Serious drawbacks?

The Cuisinart DBM-8 coffee grinder does not provide quite the precision that an experienced coffee snob would want out of a grinder due to its inferior ‘block’ burr set.

Customizing the coarseness of your grounds to a variety of brewing methods is not something this grinder can really handle, and it does not offer enough of a range for experimentation.

This grinder is also extremely loud – like a jackhammer. This can be a problem if you are brewing coffee every morning and wake up the entire house.

Customer service seems also to be an issue with this grinder. Because of its low cost, the manufacturer assumes you will replace the unit if it malfunctions rather than replace its parts. Overall, the machine seems as though it will work for some time, but is not meant to be used for years like a higher end model would be.

are there any Alternatives? 🧐

Baratza Encore Conical Burr...

The Baratza Encore

The Cuisinart DBM-8 actually is a very solid deal around its price range. But if you're gonna use your coffee grinder for every day, the next many years, it makes sense to take a peak at some of the models, just one price level above.

Baratza doesn't need much of an introduction. This brand very popular in coffee shops and among the high level coffee snobs.

The Baratza Encore is the company's cheapest model, but it still delivers a consistent grind across many settings.

If you want something that will potentially last you many years, this is an excellent choice!

Read our full review of this grinder-classic right here.

The Hario Skerton Pro

If you don't have a lot of money to spend, going with a handgrinder is a great idea. You get a LOT for your money with this type of product.

The new and upgraded Hario Skerton Pro delivers good usability and a decent consistency at a very competitive price. Plus, it's also great for traveling.

It's only slightly more expensive than the Cuisinart Supreme, but the grind is more consistent.
Hario 'Skerton Pro' Ceramic...

The Verdict

The Cuisinart DBM-8 Supreme is a below-entry-level electric burr grinder that is about a quarter of the price of most beginner electric burr grinders. This necessarily means that the grind consistency will not measure up to something like a Baratza Encore. This also means that the grinder itself contains many more fragile parts that can malfunction.

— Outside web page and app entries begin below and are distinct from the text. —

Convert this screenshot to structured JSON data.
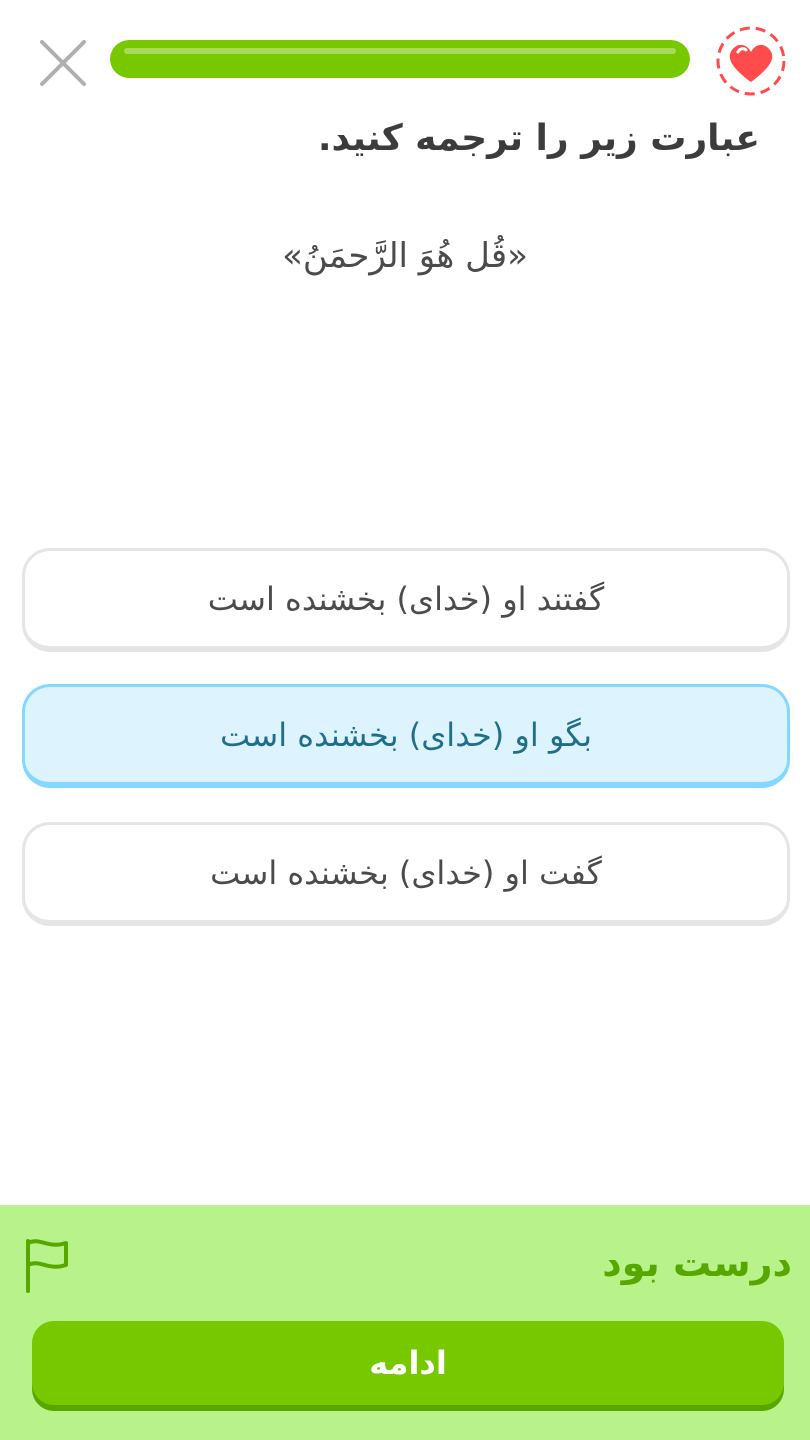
{
  "header": {
    "close_icon": "close-icon",
    "progress": 1.0,
    "progress_color": "#78c800",
    "hearts_icon": "heart-icon",
    "hearts_color": "#ff4b4b"
  },
  "instruction": "عبارت زیر را ترجمه کنید.",
  "prompt": "«قُل هُوَ الرَّحمَنُ»",
  "options": [
    {
      "label": "گفتند او (خدای) بخشنده است",
      "selected": false
    },
    {
      "label": "بگو او (خدای) بخشنده است",
      "selected": true
    },
    {
      "label": "گفت او (خدای) بخشنده است",
      "selected": false
    }
  ],
  "feedback": {
    "title": "درست بود",
    "flag_icon": "flag-icon",
    "continue_label": "ادامه",
    "background": "#b8f28b",
    "accent": "#58a700"
  }
}
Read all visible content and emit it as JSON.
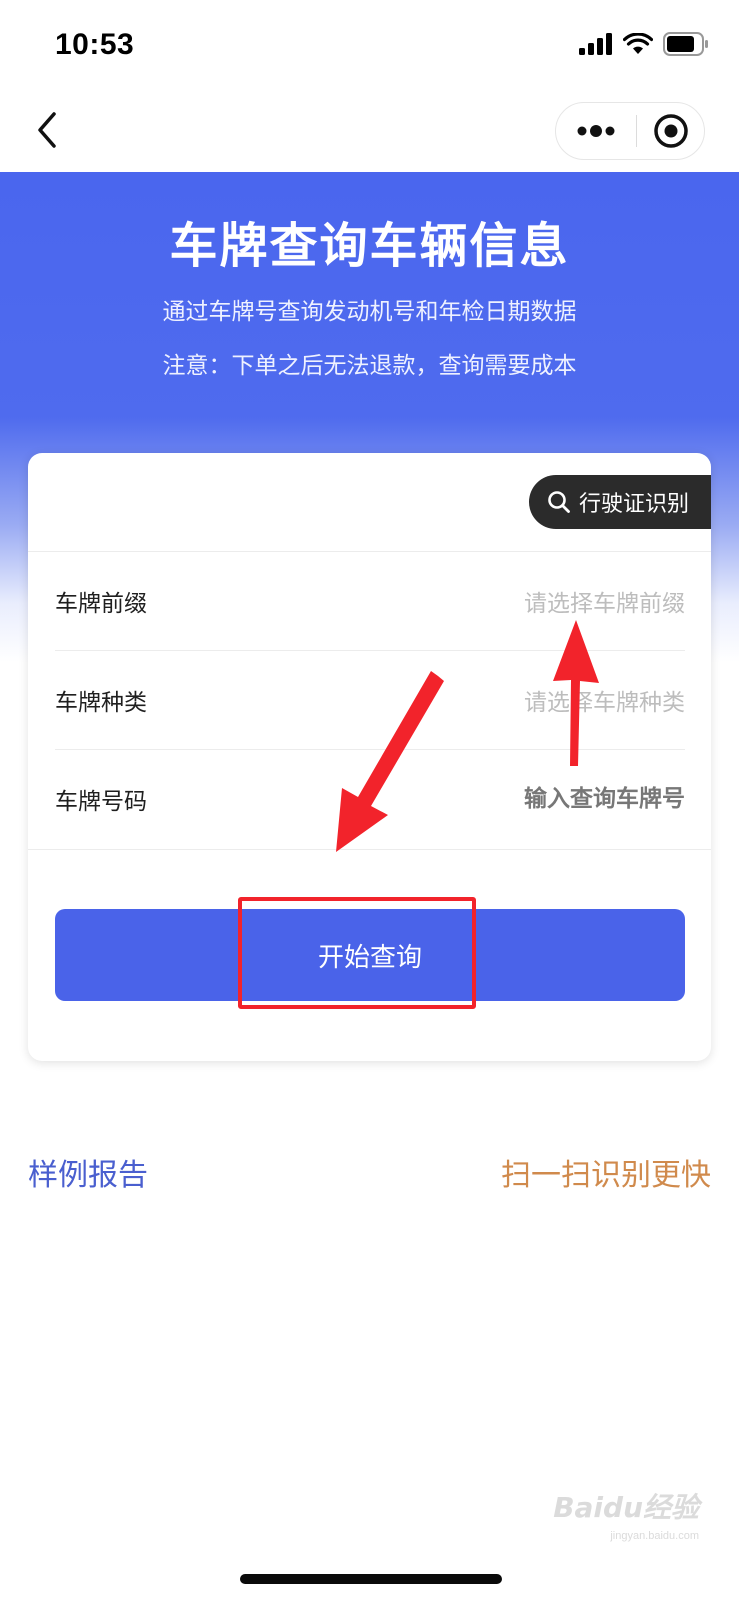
{
  "status_bar": {
    "time": "10:53"
  },
  "nav": {
    "back_icon": "chevron-left-icon",
    "more_icon": "more-dots-icon",
    "close_icon": "target-circle-icon"
  },
  "hero": {
    "title": "车牌查询车辆信息",
    "subtitle1": "通过车牌号查询发动机号和年检日期数据",
    "subtitle2": "注意：下单之后无法退款，查询需要成本"
  },
  "card": {
    "ocr_button_label": "行驶证识别",
    "rows": [
      {
        "label": "车牌前缀",
        "placeholder": "请选择车牌前缀"
      },
      {
        "label": "车牌种类",
        "placeholder": "请选择车牌种类"
      },
      {
        "label": "车牌号码",
        "placeholder": "输入查询车牌号"
      }
    ],
    "submit_label": "开始查询"
  },
  "links": {
    "sample_report": "样例报告",
    "scan_faster": "扫一扫识别更快"
  },
  "watermark": {
    "brand": "Baidu经验",
    "url": "jingyan.baidu.com"
  },
  "colors": {
    "primary": "#4a63e9",
    "annotation": "#f2232b",
    "link_blue": "#4a5fcf",
    "link_orange": "#d08a4c"
  }
}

This model is perfect for someone who is afraid to invest a significant amount of money into a burr grinder but is curious and would like to experiment. It would also work well as a grinder with training wheels – something that you eventually upgrade from.

Photo of author

Hello, and welcome! I'm the editor & founder of this site.
I have been a coffee geek since I started home roasting more than a decade ago. Since then, coffee has taken me on countless adventures: From ancient coffee ceremonies in Ethiopia to the volcanos of Sumatra.
My background is in journalism, and today I'm also a licensed Q Grader under the Coffee Quality Institute.